*** ENTRIES SHOWN ***

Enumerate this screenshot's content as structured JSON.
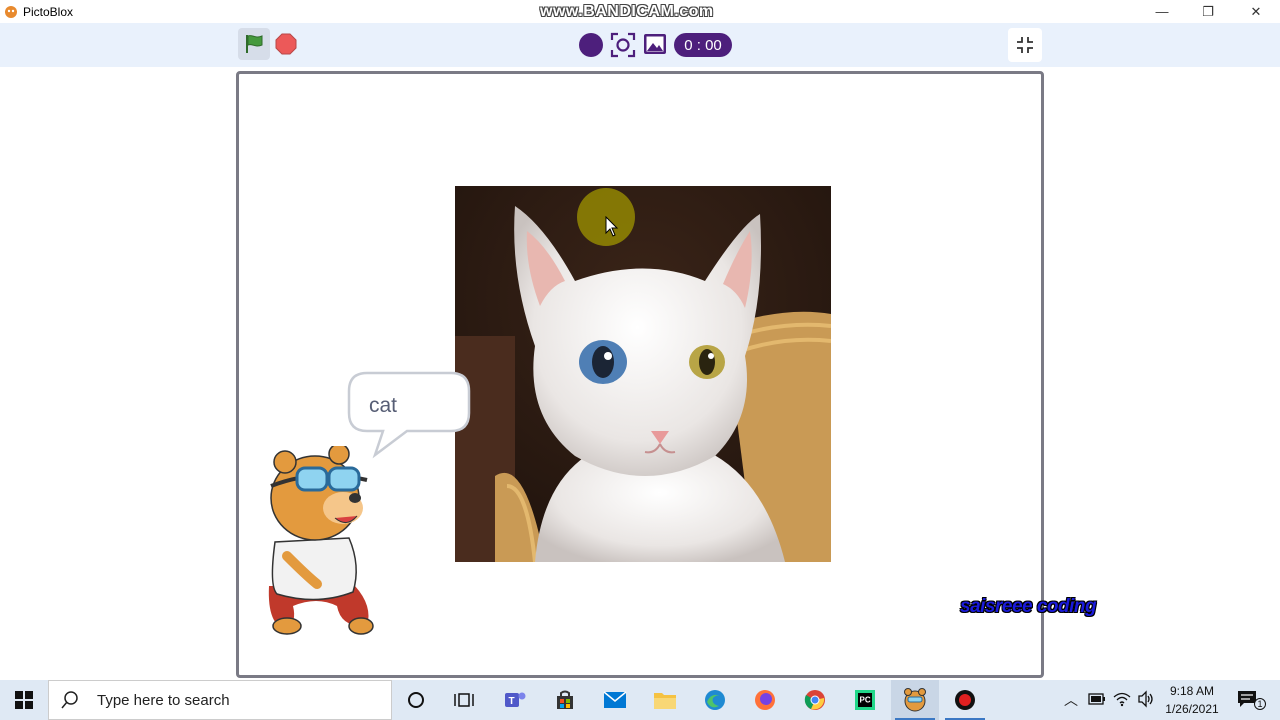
{
  "window": {
    "title": "PictoBlox",
    "recorder_watermark": "www.BANDICAM.com",
    "controls": {
      "minimize": "—",
      "restore": "❐",
      "close": "✕"
    }
  },
  "toolbar": {
    "green_flag_icon": "green-flag-icon",
    "stop_icon": "stop-sign-icon",
    "record_icon": "record-circle-icon",
    "screenshot_icon": "camera-capture-icon",
    "image_icon": "image-icon",
    "timer": "0 : 00",
    "fullscreen_icon": "exit-fullscreen-icon"
  },
  "stage": {
    "speech_text": "cat",
    "brand_watermark": "saisreee coding"
  },
  "taskbar": {
    "search_placeholder": "Type here to search",
    "clock_time": "9:18 AM",
    "clock_date": "1/26/2021",
    "notification_count": "1",
    "pinned": [
      "cortana",
      "task-view",
      "teams",
      "store",
      "mail",
      "file-explorer",
      "edge",
      "firefox",
      "chrome",
      "pycharm",
      "pictoblox",
      "bandicam"
    ]
  },
  "colors": {
    "toolbar_bg": "#e9f1fc",
    "accent_purple": "#4d1f7c",
    "stop_red": "#ec5959",
    "flag_green": "#45993d",
    "taskbar_bg": "#dfe9f4"
  }
}
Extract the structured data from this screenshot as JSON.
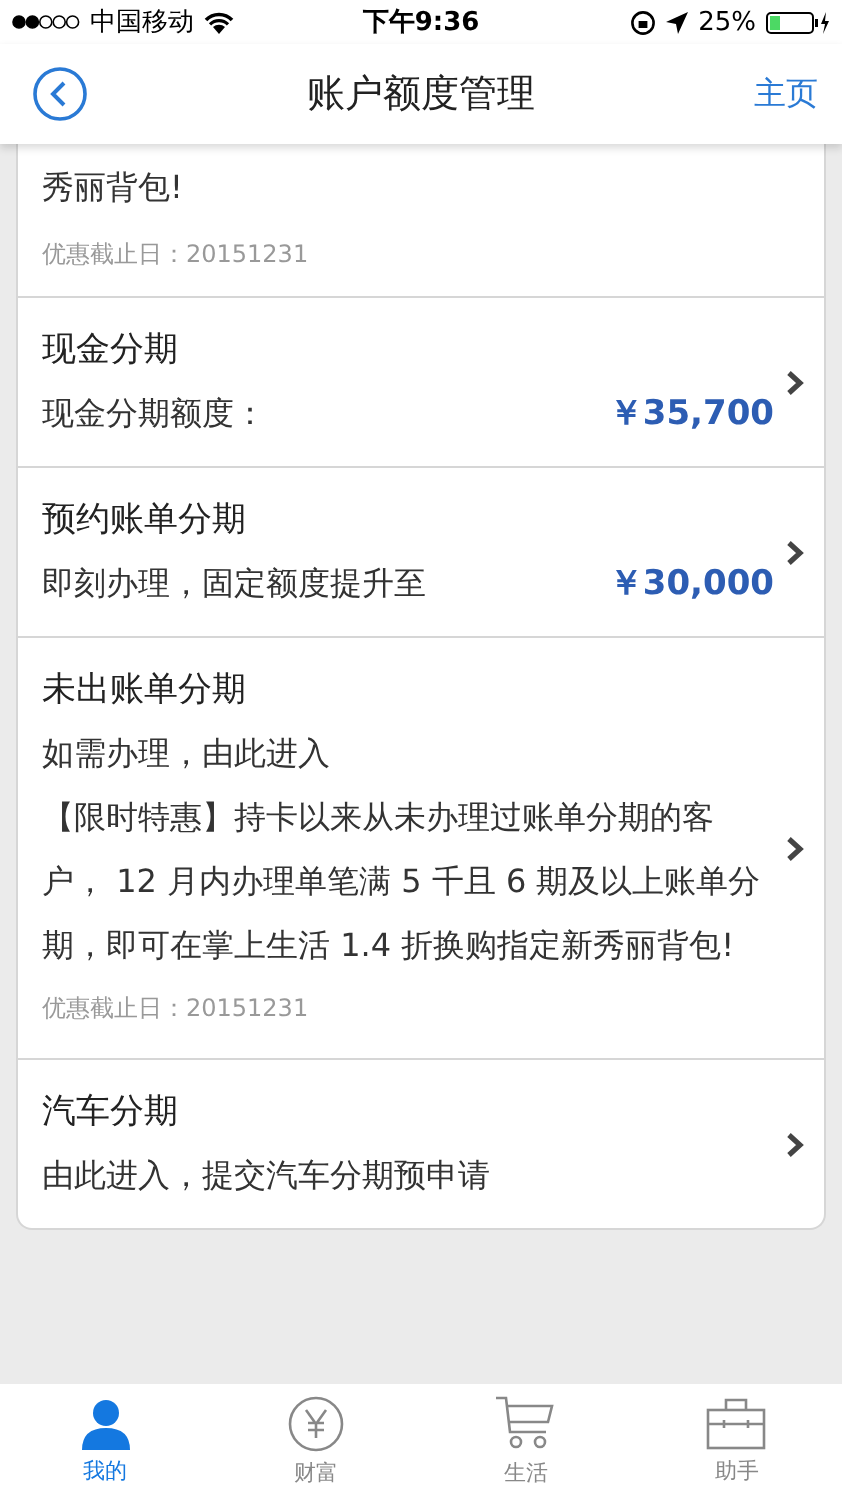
{
  "status_bar": {
    "carrier": "中国移动",
    "time": "下午9:36",
    "battery": "25%"
  },
  "nav": {
    "title": "账户额度管理",
    "home": "主页"
  },
  "sections": [
    {
      "kind": "tail",
      "promo": "秀丽背包!",
      "deadline": "优惠截止日：20151231"
    },
    {
      "kind": "amount",
      "title": "现金分期",
      "subtitle": "现金分期额度：",
      "amount": "￥35,700"
    },
    {
      "kind": "amount",
      "title": "预约账单分期",
      "subtitle": "即刻办理，固定额度提升至",
      "amount": "￥30,000"
    },
    {
      "kind": "promo",
      "title": "未出账单分期",
      "subtitle": "如需办理，由此进入",
      "promo": "【限时特惠】持卡以来从未办理过账单分期的客户， 12 月内办理单笔满 5 千且 6 期及以上账单分期，即可在掌上生活 1.4 折换购指定新秀丽背包!",
      "deadline": "优惠截止日：20151231"
    },
    {
      "kind": "plain",
      "title": "汽车分期",
      "subtitle": "由此进入，提交汽车分期预申请"
    }
  ],
  "tabs": [
    {
      "kind": "person",
      "label": "我的",
      "selected": true
    },
    {
      "kind": "yuan",
      "label": "财富",
      "selected": false
    },
    {
      "kind": "cart",
      "label": "生活",
      "selected": false
    },
    {
      "kind": "briefcase",
      "label": "助手",
      "selected": false
    }
  ]
}
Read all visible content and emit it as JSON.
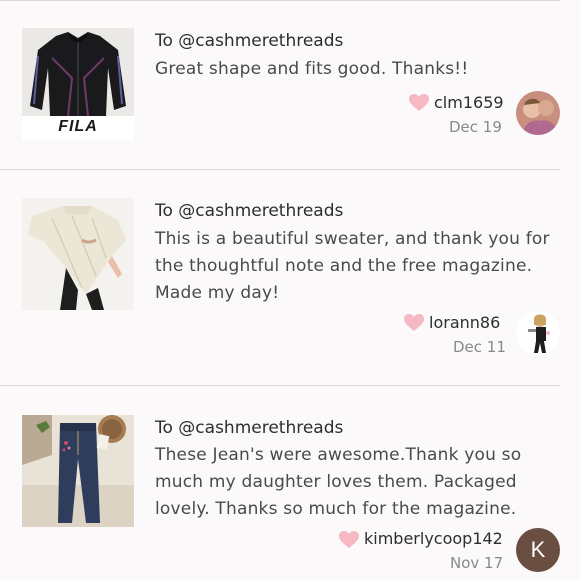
{
  "reviews": [
    {
      "to": "To @cashmerethreads",
      "text": "Great shape and fits good. Thanks!!",
      "username": "clm1659",
      "date": "Dec 19",
      "thumb_icon": "black-track-jacket-photo",
      "brand_logo": "FILA"
    },
    {
      "to": "To @cashmerethreads",
      "text": "This is a beautiful sweater, and thank you for the thoughtful note and the free magazine. Made my day!",
      "username": "lorann86",
      "date": "Dec 11",
      "thumb_icon": "cream-knit-poncho-photo"
    },
    {
      "to": "To @cashmerethreads",
      "text": "These Jean's were awesome.Thank you so much my daughter loves them. Packaged lovely. Thanks so much for the magazine.",
      "username": "kimberlycoop142",
      "date": "Nov 17",
      "thumb_icon": "embroidered-jeans-photo",
      "avatar_letter": "K"
    }
  ],
  "colors": {
    "heart": "#f6b9c3",
    "background": "#fbf9fa",
    "divider": "#d9d6d7",
    "avatar_k": "#6b4e42"
  }
}
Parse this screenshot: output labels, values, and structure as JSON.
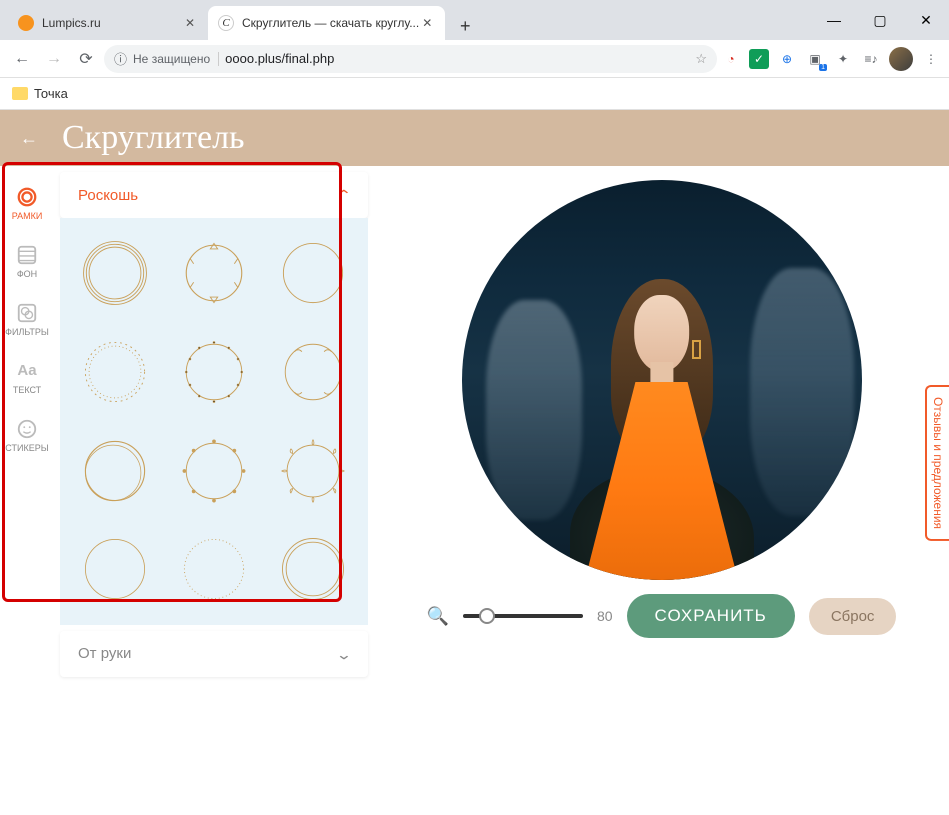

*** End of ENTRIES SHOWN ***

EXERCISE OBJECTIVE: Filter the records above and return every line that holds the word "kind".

RESULT:
      "kind": "tail",
      "kind": "amount",
      "kind": "amount",
      "kind": "promo",
      "kind": "plain",
      "kind": "person",
      "kind": "yuan",
      "kind": "cart",
      "kind": "briefcase",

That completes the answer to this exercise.